══ Entries shown
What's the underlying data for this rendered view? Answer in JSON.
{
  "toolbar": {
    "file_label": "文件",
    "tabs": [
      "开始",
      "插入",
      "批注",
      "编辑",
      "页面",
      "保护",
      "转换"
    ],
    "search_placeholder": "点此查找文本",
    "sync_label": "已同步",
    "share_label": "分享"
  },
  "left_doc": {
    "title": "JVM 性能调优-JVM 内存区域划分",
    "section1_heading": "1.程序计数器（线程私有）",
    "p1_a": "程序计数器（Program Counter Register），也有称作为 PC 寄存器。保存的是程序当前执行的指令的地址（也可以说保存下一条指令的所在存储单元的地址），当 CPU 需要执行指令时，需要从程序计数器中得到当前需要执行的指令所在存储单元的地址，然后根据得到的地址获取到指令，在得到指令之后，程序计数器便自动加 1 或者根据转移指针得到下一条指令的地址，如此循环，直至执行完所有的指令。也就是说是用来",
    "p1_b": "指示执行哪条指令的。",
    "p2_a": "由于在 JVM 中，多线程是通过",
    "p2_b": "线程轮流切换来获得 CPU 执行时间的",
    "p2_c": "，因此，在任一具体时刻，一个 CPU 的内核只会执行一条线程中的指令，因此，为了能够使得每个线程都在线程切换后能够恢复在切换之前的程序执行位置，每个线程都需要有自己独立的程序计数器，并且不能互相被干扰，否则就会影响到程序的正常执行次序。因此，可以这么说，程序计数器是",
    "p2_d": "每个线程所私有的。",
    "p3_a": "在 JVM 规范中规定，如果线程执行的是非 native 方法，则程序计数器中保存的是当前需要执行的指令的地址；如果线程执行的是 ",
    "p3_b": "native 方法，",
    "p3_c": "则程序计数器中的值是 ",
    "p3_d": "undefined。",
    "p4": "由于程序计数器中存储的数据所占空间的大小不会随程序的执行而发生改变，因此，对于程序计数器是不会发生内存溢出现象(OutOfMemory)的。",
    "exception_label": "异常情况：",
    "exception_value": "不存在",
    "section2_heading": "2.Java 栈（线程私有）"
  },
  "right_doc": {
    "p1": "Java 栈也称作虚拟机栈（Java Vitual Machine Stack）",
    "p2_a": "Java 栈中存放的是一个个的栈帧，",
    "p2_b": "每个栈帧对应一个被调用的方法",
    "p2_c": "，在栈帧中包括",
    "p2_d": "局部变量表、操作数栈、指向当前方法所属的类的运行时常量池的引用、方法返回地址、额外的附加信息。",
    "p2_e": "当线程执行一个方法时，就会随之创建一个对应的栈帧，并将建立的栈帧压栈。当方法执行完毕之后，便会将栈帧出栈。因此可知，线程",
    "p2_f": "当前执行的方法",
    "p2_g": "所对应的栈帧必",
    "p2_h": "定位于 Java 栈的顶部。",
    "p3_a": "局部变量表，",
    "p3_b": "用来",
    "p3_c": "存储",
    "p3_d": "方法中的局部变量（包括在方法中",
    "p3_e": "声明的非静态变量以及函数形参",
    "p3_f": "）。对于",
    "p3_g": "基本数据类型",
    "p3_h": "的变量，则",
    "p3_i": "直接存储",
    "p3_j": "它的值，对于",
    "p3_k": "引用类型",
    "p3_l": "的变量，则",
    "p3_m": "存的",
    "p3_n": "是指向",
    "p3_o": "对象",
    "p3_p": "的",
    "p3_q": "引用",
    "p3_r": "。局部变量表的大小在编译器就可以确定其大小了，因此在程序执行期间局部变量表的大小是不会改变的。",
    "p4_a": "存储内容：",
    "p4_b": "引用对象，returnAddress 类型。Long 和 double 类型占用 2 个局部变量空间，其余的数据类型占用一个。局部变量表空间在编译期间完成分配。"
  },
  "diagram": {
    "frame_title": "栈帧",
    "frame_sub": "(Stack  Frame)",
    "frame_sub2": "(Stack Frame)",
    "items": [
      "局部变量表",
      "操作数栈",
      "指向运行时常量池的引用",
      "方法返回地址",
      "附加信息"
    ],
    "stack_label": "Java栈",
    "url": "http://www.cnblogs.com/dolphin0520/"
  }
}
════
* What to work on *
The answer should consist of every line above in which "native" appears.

* Answer space *
    "p3_a": "在 JVM 规范中规定，如果线程执行的是非 native 方法，则程序计数器中保存的是当前需要执行的指令的地址；如果线程执行的是 ",
    "p3_b": "native 方法，",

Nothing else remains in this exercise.